• **EXERCISE PROMPT**: When a line in the entries contains the word "title", copy that line in full.

### MATERIAL FOR THE TASK ###

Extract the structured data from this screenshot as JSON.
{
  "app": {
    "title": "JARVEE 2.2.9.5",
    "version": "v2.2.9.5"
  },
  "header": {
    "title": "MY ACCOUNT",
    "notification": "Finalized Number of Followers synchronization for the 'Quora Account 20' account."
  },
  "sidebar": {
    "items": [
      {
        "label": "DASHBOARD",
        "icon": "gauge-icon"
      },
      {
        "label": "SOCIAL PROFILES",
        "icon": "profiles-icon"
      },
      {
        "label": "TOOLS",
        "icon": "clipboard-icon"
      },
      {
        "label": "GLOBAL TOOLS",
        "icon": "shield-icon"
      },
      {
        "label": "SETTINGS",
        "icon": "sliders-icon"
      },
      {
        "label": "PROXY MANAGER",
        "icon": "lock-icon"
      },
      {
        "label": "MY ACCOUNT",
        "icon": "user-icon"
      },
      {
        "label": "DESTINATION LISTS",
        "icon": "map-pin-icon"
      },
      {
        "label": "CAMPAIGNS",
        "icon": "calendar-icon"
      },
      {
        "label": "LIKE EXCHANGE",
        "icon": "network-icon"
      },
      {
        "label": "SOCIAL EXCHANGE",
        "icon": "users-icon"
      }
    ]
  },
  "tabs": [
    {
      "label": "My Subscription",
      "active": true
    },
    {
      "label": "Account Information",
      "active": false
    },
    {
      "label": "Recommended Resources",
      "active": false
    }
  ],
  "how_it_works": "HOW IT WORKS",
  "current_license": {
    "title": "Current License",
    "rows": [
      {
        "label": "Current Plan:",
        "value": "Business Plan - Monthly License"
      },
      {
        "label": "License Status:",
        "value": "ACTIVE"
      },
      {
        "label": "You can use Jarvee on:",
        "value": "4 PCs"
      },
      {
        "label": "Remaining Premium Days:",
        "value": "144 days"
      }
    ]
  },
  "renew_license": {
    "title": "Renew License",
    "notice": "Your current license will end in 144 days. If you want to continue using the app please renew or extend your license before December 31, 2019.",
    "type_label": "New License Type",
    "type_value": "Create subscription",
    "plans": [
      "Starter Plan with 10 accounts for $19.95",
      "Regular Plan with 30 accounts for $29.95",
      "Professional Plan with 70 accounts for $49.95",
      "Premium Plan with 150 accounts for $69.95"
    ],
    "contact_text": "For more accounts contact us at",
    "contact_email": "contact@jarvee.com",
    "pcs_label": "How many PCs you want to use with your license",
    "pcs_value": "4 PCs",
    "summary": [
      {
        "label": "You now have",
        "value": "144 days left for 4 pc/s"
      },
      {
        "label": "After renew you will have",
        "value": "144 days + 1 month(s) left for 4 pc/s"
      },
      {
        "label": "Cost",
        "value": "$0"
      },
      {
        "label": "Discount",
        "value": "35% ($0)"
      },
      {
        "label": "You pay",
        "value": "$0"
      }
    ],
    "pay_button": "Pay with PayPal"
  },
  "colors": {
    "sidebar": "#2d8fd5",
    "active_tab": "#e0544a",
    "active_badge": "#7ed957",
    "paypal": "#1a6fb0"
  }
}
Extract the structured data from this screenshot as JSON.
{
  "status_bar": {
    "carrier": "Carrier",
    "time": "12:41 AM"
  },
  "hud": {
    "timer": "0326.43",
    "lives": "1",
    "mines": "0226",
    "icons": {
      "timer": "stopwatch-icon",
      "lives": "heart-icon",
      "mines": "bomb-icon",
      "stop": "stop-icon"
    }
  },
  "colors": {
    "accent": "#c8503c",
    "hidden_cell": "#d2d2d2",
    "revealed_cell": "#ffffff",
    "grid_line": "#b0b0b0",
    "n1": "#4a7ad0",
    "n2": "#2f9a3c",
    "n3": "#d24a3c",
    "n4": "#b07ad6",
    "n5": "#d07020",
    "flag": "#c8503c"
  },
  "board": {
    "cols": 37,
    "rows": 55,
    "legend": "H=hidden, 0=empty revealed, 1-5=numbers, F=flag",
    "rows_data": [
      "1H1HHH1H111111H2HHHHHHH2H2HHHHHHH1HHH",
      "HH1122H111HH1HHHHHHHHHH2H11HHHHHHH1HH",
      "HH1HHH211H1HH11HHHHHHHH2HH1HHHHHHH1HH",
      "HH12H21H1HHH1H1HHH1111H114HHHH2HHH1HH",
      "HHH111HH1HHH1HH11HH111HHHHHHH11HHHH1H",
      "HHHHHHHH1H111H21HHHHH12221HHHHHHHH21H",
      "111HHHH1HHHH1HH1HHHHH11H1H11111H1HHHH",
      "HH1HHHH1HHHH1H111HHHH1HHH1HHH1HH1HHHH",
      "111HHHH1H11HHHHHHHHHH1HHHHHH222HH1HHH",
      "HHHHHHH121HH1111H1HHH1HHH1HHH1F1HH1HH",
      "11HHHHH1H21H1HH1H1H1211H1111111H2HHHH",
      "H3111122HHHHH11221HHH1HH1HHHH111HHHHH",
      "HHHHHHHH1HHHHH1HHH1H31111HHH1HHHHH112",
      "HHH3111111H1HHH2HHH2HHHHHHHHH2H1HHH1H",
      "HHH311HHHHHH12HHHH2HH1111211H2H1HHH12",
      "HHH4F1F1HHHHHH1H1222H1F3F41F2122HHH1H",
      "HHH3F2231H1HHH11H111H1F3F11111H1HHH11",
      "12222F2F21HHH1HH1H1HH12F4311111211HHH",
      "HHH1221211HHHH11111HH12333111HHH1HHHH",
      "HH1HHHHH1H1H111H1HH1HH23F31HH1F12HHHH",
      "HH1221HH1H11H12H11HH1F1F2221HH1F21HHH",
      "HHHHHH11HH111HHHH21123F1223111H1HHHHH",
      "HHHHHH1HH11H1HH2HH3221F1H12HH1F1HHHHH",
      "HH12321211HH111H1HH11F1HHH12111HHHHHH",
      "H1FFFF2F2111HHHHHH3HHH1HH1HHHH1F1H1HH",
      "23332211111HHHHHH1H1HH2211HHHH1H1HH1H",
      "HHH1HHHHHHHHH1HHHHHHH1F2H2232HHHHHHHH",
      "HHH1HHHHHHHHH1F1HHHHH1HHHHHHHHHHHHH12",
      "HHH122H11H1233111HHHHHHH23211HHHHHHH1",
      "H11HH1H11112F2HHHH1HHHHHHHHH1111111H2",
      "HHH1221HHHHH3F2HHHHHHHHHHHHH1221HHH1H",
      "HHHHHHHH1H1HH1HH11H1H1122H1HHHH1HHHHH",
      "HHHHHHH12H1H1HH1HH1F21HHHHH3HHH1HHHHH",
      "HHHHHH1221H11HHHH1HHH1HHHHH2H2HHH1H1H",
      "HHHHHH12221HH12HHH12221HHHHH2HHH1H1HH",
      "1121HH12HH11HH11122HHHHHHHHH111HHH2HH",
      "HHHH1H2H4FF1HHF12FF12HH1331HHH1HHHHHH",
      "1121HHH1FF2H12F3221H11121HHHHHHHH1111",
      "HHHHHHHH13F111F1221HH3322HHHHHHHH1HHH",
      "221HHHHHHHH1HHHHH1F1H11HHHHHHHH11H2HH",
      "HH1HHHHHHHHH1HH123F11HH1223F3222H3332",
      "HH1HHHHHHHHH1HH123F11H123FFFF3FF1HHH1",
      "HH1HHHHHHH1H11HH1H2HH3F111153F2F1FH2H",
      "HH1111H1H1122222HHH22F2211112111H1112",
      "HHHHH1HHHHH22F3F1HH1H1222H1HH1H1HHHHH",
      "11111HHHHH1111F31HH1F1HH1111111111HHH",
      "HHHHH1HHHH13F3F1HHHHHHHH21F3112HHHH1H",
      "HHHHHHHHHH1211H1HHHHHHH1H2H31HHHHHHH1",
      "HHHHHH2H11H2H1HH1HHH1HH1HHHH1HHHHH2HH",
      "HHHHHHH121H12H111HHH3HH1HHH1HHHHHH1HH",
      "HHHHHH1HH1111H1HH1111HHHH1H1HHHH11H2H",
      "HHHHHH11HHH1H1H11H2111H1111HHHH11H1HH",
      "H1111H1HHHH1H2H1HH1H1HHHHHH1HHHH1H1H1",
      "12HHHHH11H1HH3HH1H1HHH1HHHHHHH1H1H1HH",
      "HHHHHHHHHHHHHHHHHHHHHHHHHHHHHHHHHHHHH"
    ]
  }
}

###

• **OUTPUT BELOW**:
    "title": "JARVEE 2.2.9.5",
    "title": "MY ACCOUNT",
    "title": "Current License",
    "title": "Renew License",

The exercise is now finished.